Apple and iPhone Revenues

Why Apple dominates smartphone revenues but may need some lower priced models to keep growing their services business.

Not long after Steve Jobs came back to Apple in 1997, I had a couple of talks with him that ranged from how he was going to save Apple to what some of his guiding principles would be when it came to bringing Apple back from the brink of bankruptcy.
At the time he re-joined Apple, I had been spending time with current Apple CEO, Bill Amelio looking at ways he could keep Apple afloat and get it out of its downward spiral.

In my first meeting with Jobs, which took place the second day he was in the role of CEO or interim CEO as he liked to say, he told me that one of the guiding principles for making Apple relevant again was to focus on industrial design. At the time I questioned this focus, but as history has shown, industrial design has indeed played a key role in bringing Apple back from the brink of disaster.

A few weeks later, when I bumped into him at the Apple Campus, I asked a follow-up question to that first meeting and asked his view about margins. I had had this discussion with him before he left Apple in 1985 where his goal was to price any product Apple brought to market in the 22% and above range. Interestingly, that seemed low at the time as these were the early days of the PC and margins were closer to 35%-40% in those days. If I remember correctly, Mac’s margins were in these same ranges at that time too.
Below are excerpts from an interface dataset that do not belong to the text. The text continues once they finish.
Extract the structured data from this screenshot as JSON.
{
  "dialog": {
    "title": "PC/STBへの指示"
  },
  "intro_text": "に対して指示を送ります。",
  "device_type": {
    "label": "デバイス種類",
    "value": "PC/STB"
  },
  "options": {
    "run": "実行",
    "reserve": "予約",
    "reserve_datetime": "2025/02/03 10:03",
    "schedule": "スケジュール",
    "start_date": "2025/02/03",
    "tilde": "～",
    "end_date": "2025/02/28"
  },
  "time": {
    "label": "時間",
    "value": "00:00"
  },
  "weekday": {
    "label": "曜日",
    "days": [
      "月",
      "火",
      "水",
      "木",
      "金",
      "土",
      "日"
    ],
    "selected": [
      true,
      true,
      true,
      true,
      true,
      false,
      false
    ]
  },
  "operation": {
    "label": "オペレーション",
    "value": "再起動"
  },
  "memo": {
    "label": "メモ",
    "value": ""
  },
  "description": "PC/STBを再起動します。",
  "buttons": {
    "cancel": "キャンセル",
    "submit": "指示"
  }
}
By the time Jobs returned to Apple in 1997, PC margins had shrunk to under 20%, and today, in some cases, those margins are closer to 5%. Apple’s margins on Mac’s, smartphones and most hardware products continue to be in the 35-37% range continuously.

I attribute this to two main factors-

1-Jobs’ initial goal of having margins of at least 22% and that being engrained into their leadership rules that guide Apple’s current management team. To their credit, Apple’s CEO and his team probably look at that 22% as lowest margin rate they would ever have on any product they ship.

2-Apple has always aimed to be the premium provider of any product they bring to market in any category. This is not news to anyone who follows Apple since this has been in their DNA since the Mac was introduced in 1984. With a premium focus on anything they make, premium pricing comes along with that and Apple makes no apologies for creating and delivering the best of breed on everything they ship. The new HomePod is an excellent example of this strategy.

Unlike other home speakers whose focus is on providing an assistant in low-end speaker designs, Apple went with a DNA based product in which the quality of the speaker was critical to their premium design thinking. Yes, they have a lot of work to do to get SIRI up to par with some of the voice assistants from others, but the AI engine is getting smarter, and with the dedicated specialty microphones tied to SIRI, Apple’s HomePod will get better over time.

The chart below emphasizes how Apple’s focus on premium and commitment to healthy margins impact their market position regarding smartphone revenue. Apple had the lions share of smartphone revenues in the last reported quarter. Samsung was #2 with 15.7 % of all smartphone revenue in the same quarter. Even the other category, which represents hundreds of millions of smartphones but with much lower ASP’s, were only 26.3% of this category.

Apple’s total revenue growth is also impressive. Apple’s Q1 (Sept to Dec 2017) broke records again in almost all categories. This reflects Apples focus on premium products with higher margins.

While I don’t believe Apple will deviate much from their premium products and high margin strategy that has served them well for decades, I have lately been wondering if we could see a bit of a shift in pricing over the next few years. If you look at the services category in the chart above, this segment of their business is one that is multiplying. Services brought in $8.5. Billion in revenue last quarter and continues to grow.

However, it is growing because it is tied to hundreds of millions of iOS devices, which include iPhones, iPads, iPods and Macs of all flavors. For services to continue to grow, Apple needs to continue to see hundreds of millions of new iOS devices sold year after year.

Today’s premium pricing serves Apple well today, but I believe there will be a time when Apple will need to rethink pricing for future smartphones and perhaps even iPads and Mac’s that have lower ASP’s and thus lower margins if they want to keep their services business growing. If and when that will happen is anybody’s guess, but Apple and Wall Street understand that their services business is a critical part of Apple’s future growth and for it to keep growing it will need to be connected to more and more iOS devices in the future.

Premium products and premium pricing can always drive the lions to share of profits, but I believe Apple may have to create a range of products that have lower ASP’s and slightly lower margins if they want to keep seeing their services business expand and grow and remain a big contributor to their bottom line.

Published by

Tim Bajarin

Tim Bajarin is the President of Creative Strategies, Inc. He is recognized as one of the leading industry consultants, analysts and futurists covering the field of personal computers and consumer technology. Mr. Bajarin has been with Creative Strategies since 1981 and has served as a consultant to most of the leading hardware and software vendors in the industry including IBM, Apple, Xerox, Compaq, Dell, AT&T, Microsoft, Polaroid, Lotus, Epson, Toshiba and numerous others.